> **Your instructions**:
Return the full set of entries precisely. Do not carry over any pictures.

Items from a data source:
◆ ◆ ◆

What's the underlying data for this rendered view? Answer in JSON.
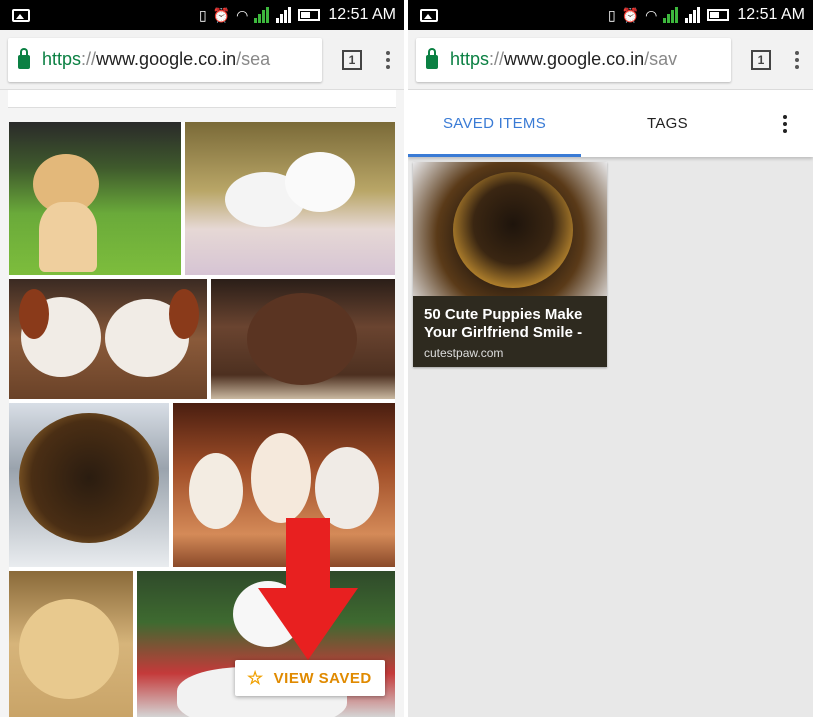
{
  "status_bar": {
    "time": "12:51 AM"
  },
  "left": {
    "url": {
      "scheme": "https",
      "separator": "://",
      "host": "www.google.co.in",
      "path": "/sea"
    },
    "tab_count": "1",
    "view_saved_button": "VIEW SAVED"
  },
  "right": {
    "url": {
      "scheme": "https",
      "separator": "://",
      "host": "www.google.co.in",
      "path": "/sav"
    },
    "tab_count": "1",
    "tabs": [
      {
        "label": "SAVED ITEMS",
        "active": true
      },
      {
        "label": "TAGS",
        "active": false
      }
    ],
    "saved_item": {
      "title": "50 Cute Puppies Make Your Girlfriend Smile -",
      "source": "cutestpaw.com"
    }
  },
  "colors": {
    "secure_green": "#0b8043",
    "active_tab": "#3a7bd5",
    "view_saved": "#e08a00",
    "arrow": "#e82020"
  }
}
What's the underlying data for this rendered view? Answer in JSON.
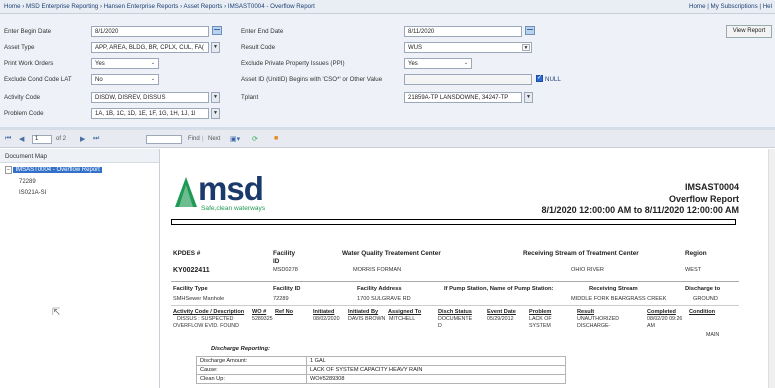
{
  "header": {
    "breadcrumb": "Home › MSD Enterprise Reporting › Hansen Enterprise Reports › Asset Reports › IMSAST0004 - Overflow Report",
    "right_links": "Home | My Subscriptions | Hel"
  },
  "params": {
    "begin_date_label": "Enter Begin Date",
    "begin_date": "8/1/2020",
    "end_date_label": "Enter End Date",
    "end_date": "8/11/2020",
    "asset_type_label": "Asset Type",
    "asset_type": "APP, AREA, BLDG, BR, CPLX, CUL, FA(",
    "result_code_label": "Result Code",
    "result_code": "WUS",
    "print_work_orders_label": "Print Work Orders",
    "print_work_orders": "Yes",
    "exclude_ppi_label": "Exclude Private Property Issues (PPI)",
    "exclude_ppi": "Yes",
    "exclude_cond_label": "Exclude Cond Code LAT",
    "exclude_cond": "No",
    "asset_id_label": "Asset ID (UnitID) Begins with 'CSO*' or Other Value",
    "asset_id": "",
    "null_label": "NULL",
    "activity_code_label": "Activity Code",
    "activity_code": "DISDW, DISREV, DISSUS",
    "tplant_label": "Tplant",
    "tplant": "21859A-TP LANSDOWNE, 34247-TP",
    "problem_code_label": "Problem Code",
    "problem_code": "1A, 1B, 1C, 1D, 1E, 1F, 1G, 1H, 1J, 1l",
    "view_report": "View Report"
  },
  "toolbar": {
    "page": "1",
    "of_pages": "of 2",
    "find": "Find",
    "next": "Next"
  },
  "docmap": {
    "title": "Document Map",
    "root": "IMSAST0004 - Overflow Report",
    "children": [
      "72289",
      "IS021A-SI"
    ]
  },
  "report": {
    "logo_text": "msd",
    "logo_tagline": "Safe,clean waterways",
    "report_id": "IMSAST0004",
    "report_name": "Overflow Report",
    "date_range": "8/1/2020 12:00:00 AM to 8/11/2020 12:00:00 AM",
    "h1": {
      "kpdes": "KPDES #",
      "facility": "Facility",
      "facility2": "ID",
      "wqtc": "Water Quality Treatement Center",
      "stream": "Receiving Stream of Treatment Center",
      "region": "Region"
    },
    "r1": {
      "kpdes": "KY0022411",
      "facility": "MSD0278",
      "wqtc": "MORRIS FORMAN",
      "stream": "OHIO RIVER",
      "region": "WEST"
    },
    "h2": {
      "facility_type": "Facility Type",
      "facility_id": "Facility ID",
      "facility_address": "Facility Address",
      "pump_station": "If Pump Station, Name of Pump Station:",
      "receiving_stream": "Receiving Stream",
      "discharge_to": "Discharge to"
    },
    "r2": {
      "facility_type": "SMHSewer Manhole",
      "facility_id": "72289",
      "facility_address": "1700  SULGRAVE RD",
      "receiving_stream": "MIDDLE FORK BEARGRASS CREEK",
      "discharge_to": "GROUND"
    },
    "h3": {
      "activity": "Activity Code / Description",
      "wo": "WO #",
      "ref": "Ref No",
      "initiated": "Initiated",
      "initiated_by": "Initiated By",
      "assigned_to": "Assigned To",
      "disch_status": "Disch Status",
      "event_date": "Event Date",
      "problem": "Problem",
      "result": "Result",
      "completed": "Completed",
      "condition": "Condition"
    },
    "r3": {
      "activity_l1": "DISSUS : SUSPECTED",
      "activity_l2": "OVERFLOW EVID. FOUND",
      "wo": "5289325",
      "initiated": "08/02/2020",
      "initiated_by": "DAVIS BROWN",
      "assigned_to": "MITCHELL",
      "disch_l1": "DOCUMENTE",
      "disch_l2": "D",
      "event_date": "05/29/2012",
      "problem_l1": "LACK OF",
      "problem_l2": "SYSTEM",
      "result_l1": "UNAUTHORIZED",
      "result_l2": "DISCHARGE-",
      "completed_l1": "08/02/20 09:26",
      "completed_l2": "AM",
      "condition": "MAIN"
    },
    "discharge_heading": "Discharge Reporting:",
    "discharge_rows": [
      {
        "label": "Discharge Amount:",
        "value": "1 GAL"
      },
      {
        "label": "Cause:",
        "value": "LACK OF SYSTEM CAPACITY HEAVY RAIN"
      },
      {
        "label": "Clean Up:",
        "value": "WO#5289308"
      }
    ]
  }
}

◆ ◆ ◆

> **Answer box**:
What's the underlying data for this rendered view? Answer in JSON.
{
  "status_bar": {
    "time": "12:51 AM"
  },
  "left": {
    "url": {
      "scheme": "https",
      "separator": "://",
      "host": "www.google.co.in",
      "path": "/sea"
    },
    "tab_count": "1",
    "view_saved_button": "VIEW SAVED"
  },
  "right": {
    "url": {
      "scheme": "https",
      "separator": "://",
      "host": "www.google.co.in",
      "path": "/sav"
    },
    "tab_count": "1",
    "tabs": [
      {
        "label": "SAVED ITEMS",
        "active": true
      },
      {
        "label": "TAGS",
        "active": false
      }
    ],
    "saved_item": {
      "title": "50 Cute Puppies Make Your Girlfriend Smile -",
      "source": "cutestpaw.com"
    }
  },
  "colors": {
    "secure_green": "#0b8043",
    "active_tab": "#3a7bd5",
    "view_saved": "#e08a00",
    "arrow": "#e82020"
  }
}
What's the underlying data for this rendered view? Answer in JSON.
{
  "header": {
    "breadcrumb": "Home › MSD Enterprise Reporting › Hansen Enterprise Reports › Asset Reports › IMSAST0004 - Overflow Report",
    "right_links": "Home | My Subscriptions | Hel"
  },
  "params": {
    "begin_date_label": "Enter Begin Date",
    "begin_date": "8/1/2020",
    "end_date_label": "Enter End Date",
    "end_date": "8/11/2020",
    "asset_type_label": "Asset Type",
    "asset_type": "APP, AREA, BLDG, BR, CPLX, CUL, FA(",
    "result_code_label": "Result Code",
    "result_code": "WUS",
    "print_work_orders_label": "Print Work Orders",
    "print_work_orders": "Yes",
    "exclude_ppi_label": "Exclude Private Property Issues (PPI)",
    "exclude_ppi": "Yes",
    "exclude_cond_label": "Exclude Cond Code LAT",
    "exclude_cond": "No",
    "asset_id_label": "Asset ID (UnitID) Begins with 'CSO*' or Other Value",
    "asset_id": "",
    "null_label": "NULL",
    "activity_code_label": "Activity Code",
    "activity_code": "DISDW, DISREV, DISSUS",
    "tplant_label": "Tplant",
    "tplant": "21859A-TP LANSDOWNE, 34247-TP",
    "problem_code_label": "Problem Code",
    "problem_code": "1A, 1B, 1C, 1D, 1E, 1F, 1G, 1H, 1J, 1l",
    "view_report": "View Report"
  },
  "toolbar": {
    "page": "1",
    "of_pages": "of 2",
    "find": "Find",
    "next": "Next"
  },
  "docmap": {
    "title": "Document Map",
    "root": "IMSAST0004 - Overflow Report",
    "children": [
      "72289",
      "IS021A-SI"
    ]
  },
  "report": {
    "logo_text": "msd",
    "logo_tagline": "Safe,clean waterways",
    "report_id": "IMSAST0004",
    "report_name": "Overflow Report",
    "date_range": "8/1/2020 12:00:00 AM to 8/11/2020 12:00:00 AM",
    "h1": {
      "kpdes": "KPDES #",
      "facility": "Facility",
      "facility2": "ID",
      "wqtc": "Water Quality Treatement Center",
      "stream": "Receiving Stream of Treatment Center",
      "region": "Region"
    },
    "r1": {
      "kpdes": "KY0022411",
      "facility": "MSD0278",
      "wqtc": "MORRIS FORMAN",
      "stream": "OHIO RIVER",
      "region": "WEST"
    },
    "h2": {
      "facility_type": "Facility Type",
      "facility_id": "Facility ID",
      "facility_address": "Facility Address",
      "pump_station": "If Pump Station, Name of Pump Station:",
      "receiving_stream": "Receiving Stream",
      "discharge_to": "Discharge to"
    },
    "r2": {
      "facility_type": "SMHSewer Manhole",
      "facility_id": "72289",
      "facility_address": "1700  SULGRAVE RD",
      "receiving_stream": "MIDDLE FORK BEARGRASS CREEK",
      "discharge_to": "GROUND"
    },
    "h3": {
      "activity": "Activity Code / Description",
      "wo": "WO #",
      "ref": "Ref No",
      "initiated": "Initiated",
      "initiated_by": "Initiated By",
      "assigned_to": "Assigned To",
      "disch_status": "Disch Status",
      "event_date": "Event Date",
      "problem": "Problem",
      "result": "Result",
      "completed": "Completed",
      "condition": "Condition"
    },
    "r3": {
      "activity_l1": "DISSUS : SUSPECTED",
      "activity_l2": "OVERFLOW EVID. FOUND",
      "wo": "5289325",
      "initiated": "08/02/2020",
      "initiated_by": "DAVIS BROWN",
      "assigned_to": "MITCHELL",
      "disch_l1": "DOCUMENTE",
      "disch_l2": "D",
      "event_date": "05/29/2012",
      "problem_l1": "LACK OF",
      "problem_l2": "SYSTEM",
      "result_l1": "UNAUTHORIZED",
      "result_l2": "DISCHARGE-",
      "completed_l1": "08/02/20 09:26",
      "completed_l2": "AM",
      "condition": "MAIN"
    },
    "discharge_heading": "Discharge Reporting:",
    "discharge_rows": [
      {
        "label": "Discharge Amount:",
        "value": "1 GAL"
      },
      {
        "label": "Cause:",
        "value": "LACK OF SYSTEM CAPACITY HEAVY RAIN"
      },
      {
        "label": "Clean Up:",
        "value": "WO#5289308"
      }
    ]
  }
}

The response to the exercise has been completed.